### INSTRUCTIONS FOR THE TASK
Pictures aside, return every line below exactly as written.

Data extracted from a collection:

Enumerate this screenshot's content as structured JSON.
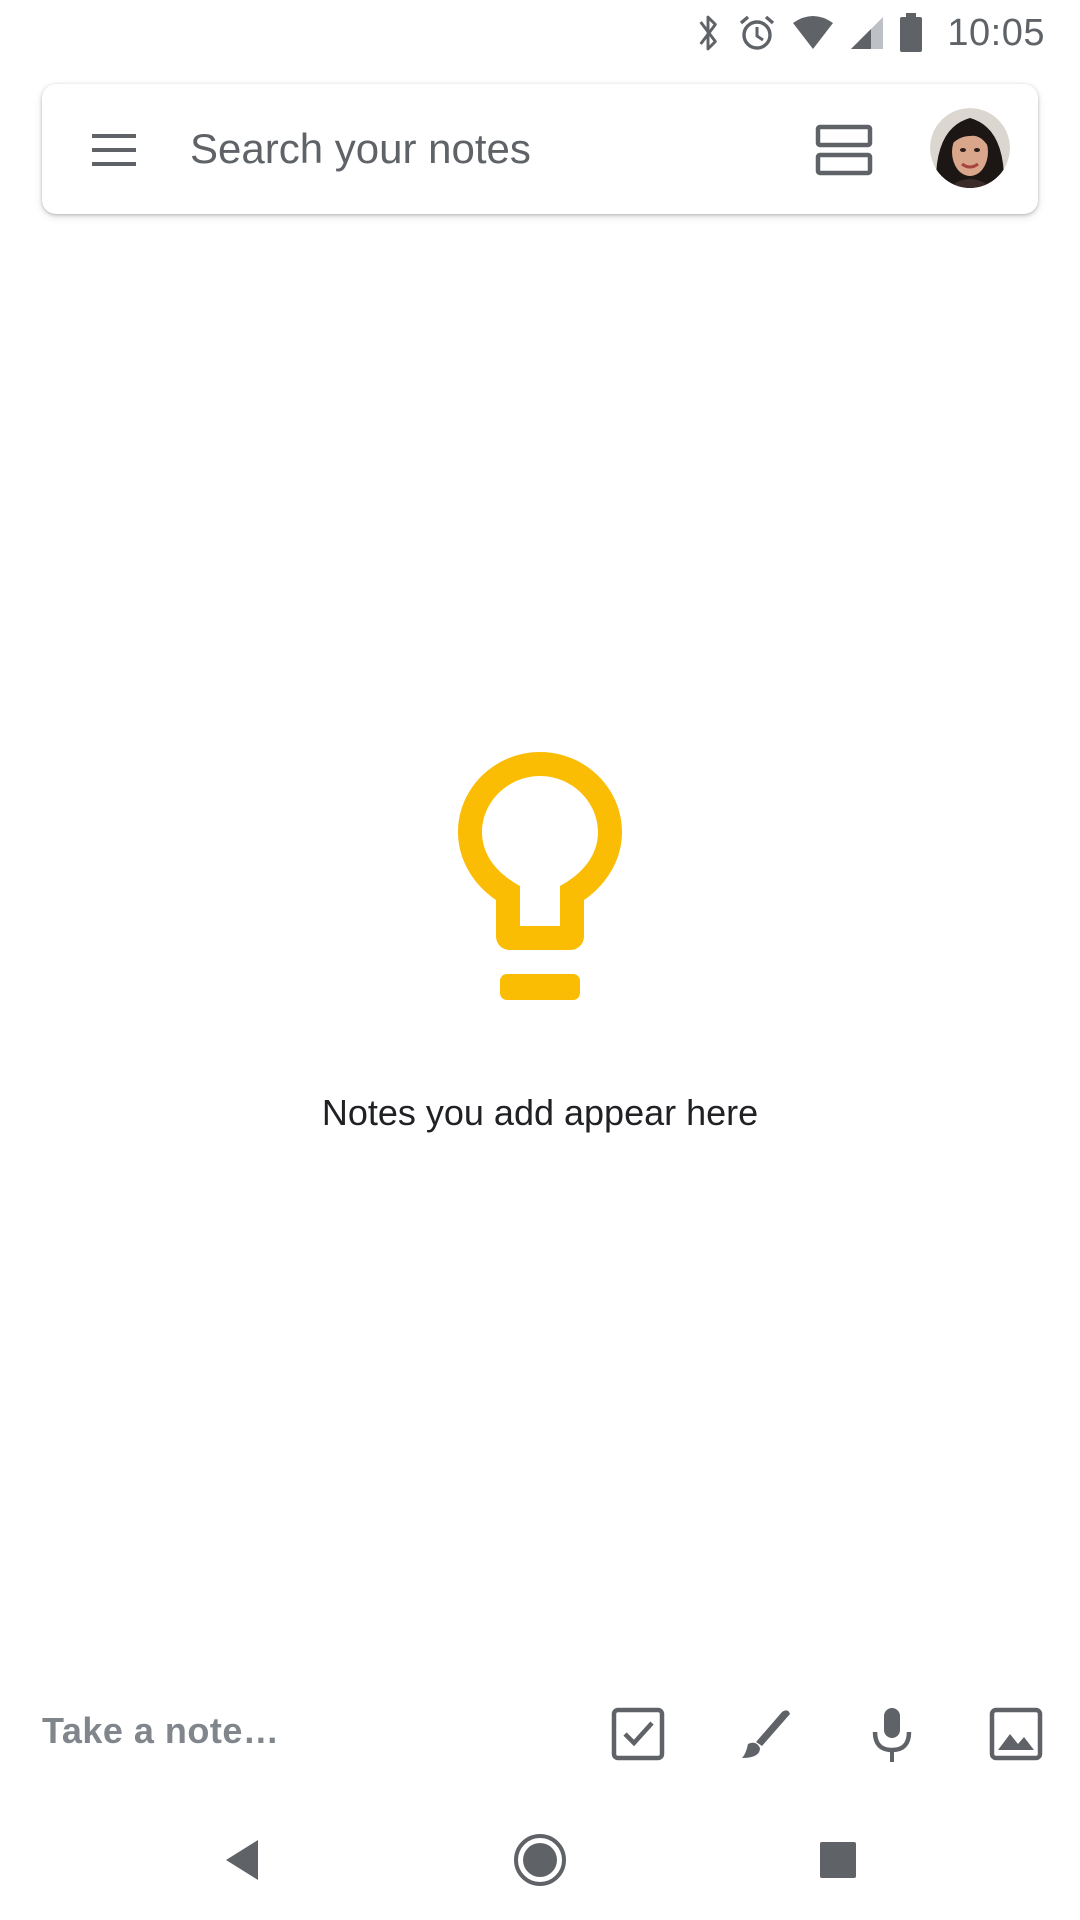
{
  "status_bar": {
    "time": "10:05",
    "icons": [
      "bluetooth-icon",
      "alarm-icon",
      "wifi-icon",
      "cell-signal-icon",
      "battery-icon"
    ]
  },
  "search_bar": {
    "placeholder": "Search your notes",
    "menu_icon": "menu-icon",
    "layout_icon": "grid-view-icon",
    "avatar_icon": "account-avatar"
  },
  "empty_state": {
    "icon": "lightbulb-icon",
    "message": "Notes you add appear here",
    "accent_color": "#FBBC04"
  },
  "note_bar": {
    "placeholder": "Take a note…",
    "tools": [
      "new-list-icon",
      "new-drawing-icon",
      "new-audio-note-icon",
      "new-image-note-icon"
    ]
  },
  "nav_bar": {
    "buttons": [
      "back-icon",
      "home-icon",
      "recents-icon"
    ]
  }
}
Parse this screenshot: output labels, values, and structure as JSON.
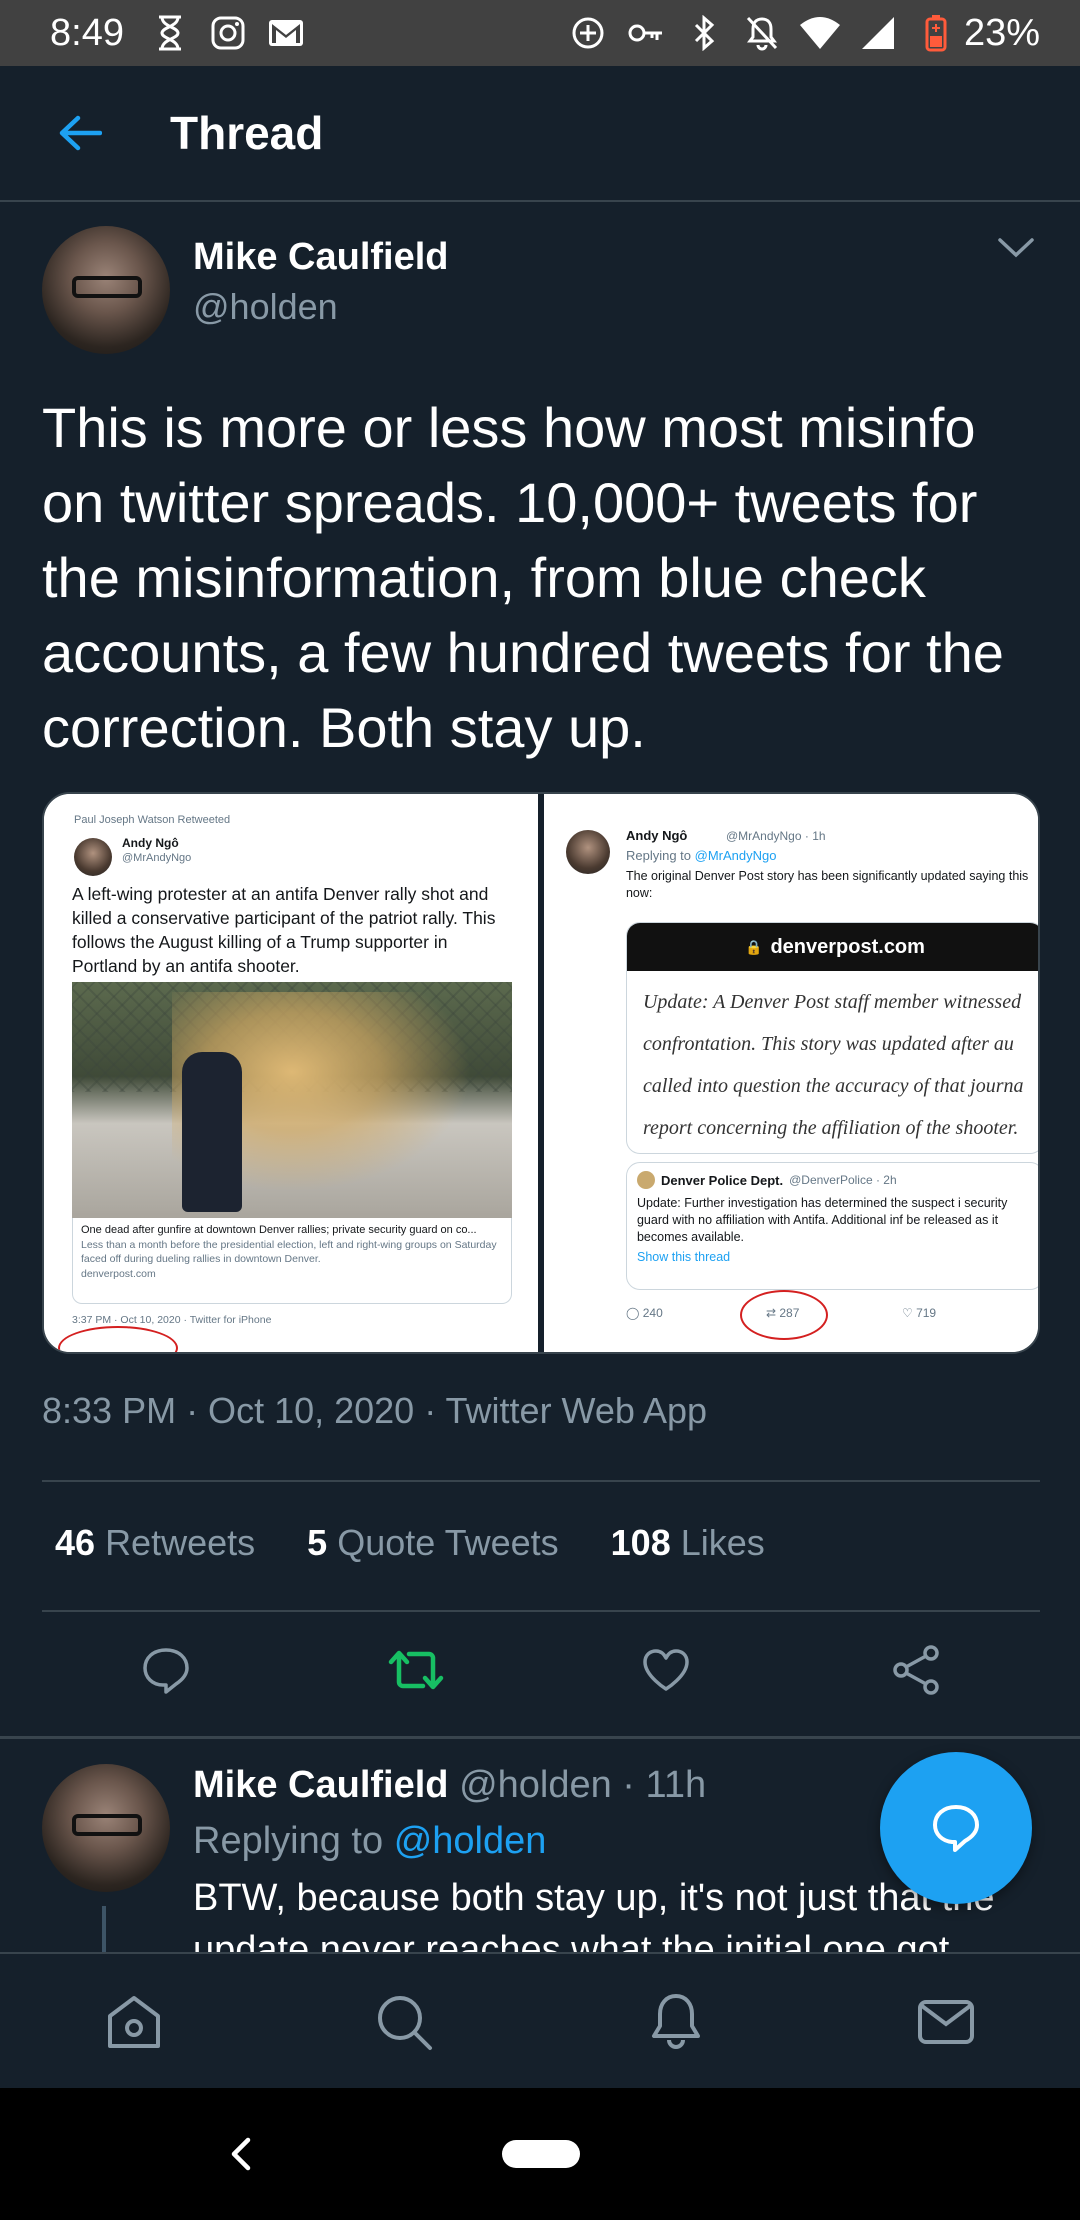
{
  "status_bar": {
    "time": "8:49",
    "battery": "23%"
  },
  "header": {
    "title": "Thread"
  },
  "tweet": {
    "author_name": "Mike Caulfield",
    "author_handle": "@holden",
    "text": "This is more or less how most misinfo on twitter spreads. 10,000+ tweets for the misinformation, from blue check accounts, a few hundred tweets for the correction. Both stay up.",
    "meta": "8:33 PM · Oct 10, 2020 · Twitter Web App",
    "stats": [
      {
        "num": "46",
        "label": "Retweets"
      },
      {
        "num": "5",
        "label": "Quote Tweets"
      },
      {
        "num": "108",
        "label": "Likes"
      }
    ]
  },
  "media": {
    "left": {
      "retweeted_by": "Paul Joseph Watson Retweeted",
      "name": "Andy Ngô",
      "handle": "@MrAndyNgo",
      "text": "A left-wing protester at an antifa Denver rally shot and killed a conservative participant of the patriot rally. This follows the August killing of a Trump supporter in Portland by an antifa shooter.",
      "card_title": "One dead after gunfire at downtown Denver rallies; private security guard on co...",
      "card_desc": "Less than a month before the presidential election, left and right-wing groups on Saturday faced off during dueling rallies in downtown Denver.",
      "card_domain": "denverpost.com",
      "footer": "3:37 PM · Oct 10, 2020 · Twitter for iPhone"
    },
    "right": {
      "name": "Andy Ngô",
      "handle_time": "@MrAndyNgo · 1h",
      "replying": "Replying to",
      "replying_handle": "@MrAndyNgo",
      "text": "The original Denver Post story has been significantly updated saying this now:",
      "post_domain": "denverpost.com",
      "post_lines": [
        "Update: A Denver Post staff member witnessed",
        "confrontation. This story was updated after au",
        "called into question the accuracy of that journa",
        "report concerning the affiliation of the shooter."
      ],
      "dpd_name": "Denver Police Dept.",
      "dpd_handle_time": "@DenverPolice · 2h",
      "dpd_text": "Update: Further investigation has determined the suspect i security guard with no affiliation with Antifa. Additional inf be released as it becomes available.",
      "show_thread": "Show this thread",
      "replies": "240",
      "retweets": "287",
      "likes": "719"
    }
  },
  "reply": {
    "author_name": "Mike Caulfield",
    "handle_time": "@holden · 11h",
    "replying": "Replying to",
    "replying_handle": "@holden",
    "text": "BTW, because both stay up, it's not just that the update never reaches what the initial one got"
  },
  "colors": {
    "background": "#15202b",
    "accent": "#1da1f2",
    "retweet_active": "#17bf63",
    "muted": "#8899a6"
  },
  "icons": [
    "back-arrow-icon",
    "chevron-down-icon",
    "reply-icon",
    "retweet-icon",
    "like-icon",
    "share-icon",
    "compose-icon",
    "home-icon",
    "search-icon",
    "notifications-icon",
    "messages-icon"
  ]
}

### RESPONSE TO THIS TASK
Enumerate this screenshot's content as structured JSON.
{
  "status_bar": {
    "time": "10:05",
    "icons": [
      "bluetooth-icon",
      "alarm-icon",
      "wifi-icon",
      "cell-signal-icon",
      "battery-icon"
    ]
  },
  "search_bar": {
    "placeholder": "Search your notes",
    "menu_icon": "menu-icon",
    "layout_icon": "grid-view-icon",
    "avatar_icon": "account-avatar"
  },
  "empty_state": {
    "icon": "lightbulb-icon",
    "message": "Notes you add appear here",
    "accent_color": "#FBBC04"
  },
  "note_bar": {
    "placeholder": "Take a note…",
    "tools": [
      "new-list-icon",
      "new-drawing-icon",
      "new-audio-note-icon",
      "new-image-note-icon"
    ]
  },
  "nav_bar": {
    "buttons": [
      "back-icon",
      "home-icon",
      "recents-icon"
    ]
  }
}
Parse this screenshot: output labels, values, and structure as JSON.
{
  "status_bar": {
    "time": "8:49",
    "battery": "23%"
  },
  "header": {
    "title": "Thread"
  },
  "tweet": {
    "author_name": "Mike Caulfield",
    "author_handle": "@holden",
    "text": "This is more or less how most misinfo on twitter spreads. 10,000+ tweets for the misinformation, from blue check accounts, a few hundred tweets for the correction. Both stay up.",
    "meta": "8:33 PM · Oct 10, 2020 · Twitter Web App",
    "stats": [
      {
        "num": "46",
        "label": "Retweets"
      },
      {
        "num": "5",
        "label": "Quote Tweets"
      },
      {
        "num": "108",
        "label": "Likes"
      }
    ]
  },
  "media": {
    "left": {
      "retweeted_by": "Paul Joseph Watson Retweeted",
      "name": "Andy Ngô",
      "handle": "@MrAndyNgo",
      "text": "A left-wing protester at an antifa Denver rally shot and killed a conservative participant of the patriot rally. This follows the August killing of a Trump supporter in Portland by an antifa shooter.",
      "card_title": "One dead after gunfire at downtown Denver rallies; private security guard on co...",
      "card_desc": "Less than a month before the presidential election, left and right-wing groups on Saturday faced off during dueling rallies in downtown Denver.",
      "card_domain": "denverpost.com",
      "footer": "3:37 PM · Oct 10, 2020 · Twitter for iPhone"
    },
    "right": {
      "name": "Andy Ngô",
      "handle_time": "@MrAndyNgo · 1h",
      "replying": "Replying to",
      "replying_handle": "@MrAndyNgo",
      "text": "The original Denver Post story has been significantly updated saying this now:",
      "post_domain": "denverpost.com",
      "post_lines": [
        "Update: A Denver Post staff member witnessed",
        "confrontation. This story was updated after au",
        "called into question the accuracy of that journa",
        "report concerning the affiliation of the shooter."
      ],
      "dpd_name": "Denver Police Dept.",
      "dpd_handle_time": "@DenverPolice · 2h",
      "dpd_text": "Update: Further investigation has determined the suspect i security guard with no affiliation with Antifa. Additional inf be released as it becomes available.",
      "show_thread": "Show this thread",
      "replies": "240",
      "retweets": "287",
      "likes": "719"
    }
  },
  "reply": {
    "author_name": "Mike Caulfield",
    "handle_time": "@holden · 11h",
    "replying": "Replying to",
    "replying_handle": "@holden",
    "text": "BTW, because both stay up, it's not just that the update never reaches what the initial one got"
  },
  "colors": {
    "background": "#15202b",
    "accent": "#1da1f2",
    "retweet_active": "#17bf63",
    "muted": "#8899a6"
  },
  "icons": [
    "back-arrow-icon",
    "chevron-down-icon",
    "reply-icon",
    "retweet-icon",
    "like-icon",
    "share-icon",
    "compose-icon",
    "home-icon",
    "search-icon",
    "notifications-icon",
    "messages-icon"
  ]
}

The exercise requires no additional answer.